#### WHAT YOU ARE ASKED TO DO:
Make an exact copy of all the data.

((

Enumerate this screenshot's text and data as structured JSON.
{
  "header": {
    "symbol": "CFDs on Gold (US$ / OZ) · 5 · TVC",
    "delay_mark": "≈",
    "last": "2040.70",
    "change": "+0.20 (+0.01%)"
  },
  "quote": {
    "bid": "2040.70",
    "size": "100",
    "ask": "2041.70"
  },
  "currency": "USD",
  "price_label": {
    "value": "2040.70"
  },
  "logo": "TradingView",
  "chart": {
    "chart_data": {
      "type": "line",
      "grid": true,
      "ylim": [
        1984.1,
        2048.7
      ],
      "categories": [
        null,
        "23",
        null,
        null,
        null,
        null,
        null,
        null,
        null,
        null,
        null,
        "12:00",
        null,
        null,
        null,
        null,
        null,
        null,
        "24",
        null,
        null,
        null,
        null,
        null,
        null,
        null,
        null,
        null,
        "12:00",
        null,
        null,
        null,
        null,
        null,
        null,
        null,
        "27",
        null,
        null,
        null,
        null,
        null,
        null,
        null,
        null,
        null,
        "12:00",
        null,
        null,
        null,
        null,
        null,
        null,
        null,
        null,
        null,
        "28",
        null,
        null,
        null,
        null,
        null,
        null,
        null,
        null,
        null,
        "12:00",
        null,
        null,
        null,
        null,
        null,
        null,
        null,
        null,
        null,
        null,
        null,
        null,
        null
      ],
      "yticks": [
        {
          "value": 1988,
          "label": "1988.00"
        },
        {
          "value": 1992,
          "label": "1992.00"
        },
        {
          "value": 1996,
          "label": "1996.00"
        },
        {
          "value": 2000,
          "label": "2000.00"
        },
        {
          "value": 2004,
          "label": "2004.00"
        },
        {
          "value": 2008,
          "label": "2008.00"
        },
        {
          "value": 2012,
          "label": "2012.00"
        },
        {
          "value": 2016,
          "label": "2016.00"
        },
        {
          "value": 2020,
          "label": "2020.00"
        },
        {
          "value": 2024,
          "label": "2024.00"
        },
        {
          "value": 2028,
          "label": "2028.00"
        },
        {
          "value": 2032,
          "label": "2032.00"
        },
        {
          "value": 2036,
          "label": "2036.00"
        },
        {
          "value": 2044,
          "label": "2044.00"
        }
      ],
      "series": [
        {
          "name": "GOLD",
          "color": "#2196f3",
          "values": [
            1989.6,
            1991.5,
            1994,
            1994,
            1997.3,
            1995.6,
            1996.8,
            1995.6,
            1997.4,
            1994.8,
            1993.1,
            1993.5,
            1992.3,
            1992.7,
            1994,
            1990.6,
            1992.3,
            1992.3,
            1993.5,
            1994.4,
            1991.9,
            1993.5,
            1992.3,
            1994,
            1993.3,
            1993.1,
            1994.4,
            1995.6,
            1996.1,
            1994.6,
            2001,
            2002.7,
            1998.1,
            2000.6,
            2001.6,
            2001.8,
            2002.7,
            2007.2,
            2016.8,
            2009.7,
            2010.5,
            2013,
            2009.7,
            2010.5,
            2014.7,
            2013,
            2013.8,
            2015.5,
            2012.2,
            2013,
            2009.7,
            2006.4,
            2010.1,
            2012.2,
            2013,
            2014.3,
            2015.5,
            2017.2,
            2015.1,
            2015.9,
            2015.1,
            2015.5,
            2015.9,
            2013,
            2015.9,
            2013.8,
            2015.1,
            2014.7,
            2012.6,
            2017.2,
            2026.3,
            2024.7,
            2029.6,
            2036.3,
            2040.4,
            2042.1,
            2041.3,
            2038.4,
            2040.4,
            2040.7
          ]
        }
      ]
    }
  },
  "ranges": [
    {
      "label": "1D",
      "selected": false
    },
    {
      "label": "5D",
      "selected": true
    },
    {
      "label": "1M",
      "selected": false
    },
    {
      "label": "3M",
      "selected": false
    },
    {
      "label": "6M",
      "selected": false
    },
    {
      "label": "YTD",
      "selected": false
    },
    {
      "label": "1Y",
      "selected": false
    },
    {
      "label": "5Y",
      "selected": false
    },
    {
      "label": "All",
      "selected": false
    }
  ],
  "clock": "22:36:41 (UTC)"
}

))

#### SOLUTION TO THIS EXERCISE:
Enumerate this screenshot's text and data as structured JSON.
{
  "header": {
    "symbol": "CFDs on Gold (US$ / OZ) · 5 · TVC",
    "delay_mark": "≈",
    "last": "2040.70",
    "change": "+0.20 (+0.01%)"
  },
  "quote": {
    "bid": "2040.70",
    "size": "100",
    "ask": "2041.70"
  },
  "currency": "USD",
  "price_label": {
    "value": "2040.70"
  },
  "logo": "TradingView",
  "chart": {
    "chart_data": {
      "type": "line",
      "grid": true,
      "ylim": [
        1984.1,
        2048.7
      ],
      "categories": [
        null,
        "23",
        null,
        null,
        null,
        null,
        null,
        null,
        null,
        null,
        null,
        "12:00",
        null,
        null,
        null,
        null,
        null,
        null,
        "24",
        null,
        null,
        null,
        null,
        null,
        null,
        null,
        null,
        null,
        "12:00",
        null,
        null,
        null,
        null,
        null,
        null,
        null,
        "27",
        null,
        null,
        null,
        null,
        null,
        null,
        null,
        null,
        null,
        "12:00",
        null,
        null,
        null,
        null,
        null,
        null,
        null,
        null,
        null,
        "28",
        null,
        null,
        null,
        null,
        null,
        null,
        null,
        null,
        null,
        "12:00",
        null,
        null,
        null,
        null,
        null,
        null,
        null,
        null,
        null,
        null,
        null,
        null,
        null
      ],
      "yticks": [
        {
          "value": 1988,
          "label": "1988.00"
        },
        {
          "value": 1992,
          "label": "1992.00"
        },
        {
          "value": 1996,
          "label": "1996.00"
        },
        {
          "value": 2000,
          "label": "2000.00"
        },
        {
          "value": 2004,
          "label": "2004.00"
        },
        {
          "value": 2008,
          "label": "2008.00"
        },
        {
          "value": 2012,
          "label": "2012.00"
        },
        {
          "value": 2016,
          "label": "2016.00"
        },
        {
          "value": 2020,
          "label": "2020.00"
        },
        {
          "value": 2024,
          "label": "2024.00"
        },
        {
          "value": 2028,
          "label": "2028.00"
        },
        {
          "value": 2032,
          "label": "2032.00"
        },
        {
          "value": 2036,
          "label": "2036.00"
        },
        {
          "value": 2044,
          "label": "2044.00"
        }
      ],
      "series": [
        {
          "name": "GOLD",
          "color": "#2196f3",
          "values": [
            1989.6,
            1991.5,
            1994,
            1994,
            1997.3,
            1995.6,
            1996.8,
            1995.6,
            1997.4,
            1994.8,
            1993.1,
            1993.5,
            1992.3,
            1992.7,
            1994,
            1990.6,
            1992.3,
            1992.3,
            1993.5,
            1994.4,
            1991.9,
            1993.5,
            1992.3,
            1994,
            1993.3,
            1993.1,
            1994.4,
            1995.6,
            1996.1,
            1994.6,
            2001,
            2002.7,
            1998.1,
            2000.6,
            2001.6,
            2001.8,
            2002.7,
            2007.2,
            2016.8,
            2009.7,
            2010.5,
            2013,
            2009.7,
            2010.5,
            2014.7,
            2013,
            2013.8,
            2015.5,
            2012.2,
            2013,
            2009.7,
            2006.4,
            2010.1,
            2012.2,
            2013,
            2014.3,
            2015.5,
            2017.2,
            2015.1,
            2015.9,
            2015.1,
            2015.5,
            2015.9,
            2013,
            2015.9,
            2013.8,
            2015.1,
            2014.7,
            2012.6,
            2017.2,
            2026.3,
            2024.7,
            2029.6,
            2036.3,
            2040.4,
            2042.1,
            2041.3,
            2038.4,
            2040.4,
            2040.7
          ]
        }
      ]
    }
  },
  "ranges": [
    {
      "label": "1D",
      "selected": false
    },
    {
      "label": "5D",
      "selected": true
    },
    {
      "label": "1M",
      "selected": false
    },
    {
      "label": "3M",
      "selected": false
    },
    {
      "label": "6M",
      "selected": false
    },
    {
      "label": "YTD",
      "selected": false
    },
    {
      "label": "1Y",
      "selected": false
    },
    {
      "label": "5Y",
      "selected": false
    },
    {
      "label": "All",
      "selected": false
    }
  ],
  "clock": "22:36:41 (UTC)"
}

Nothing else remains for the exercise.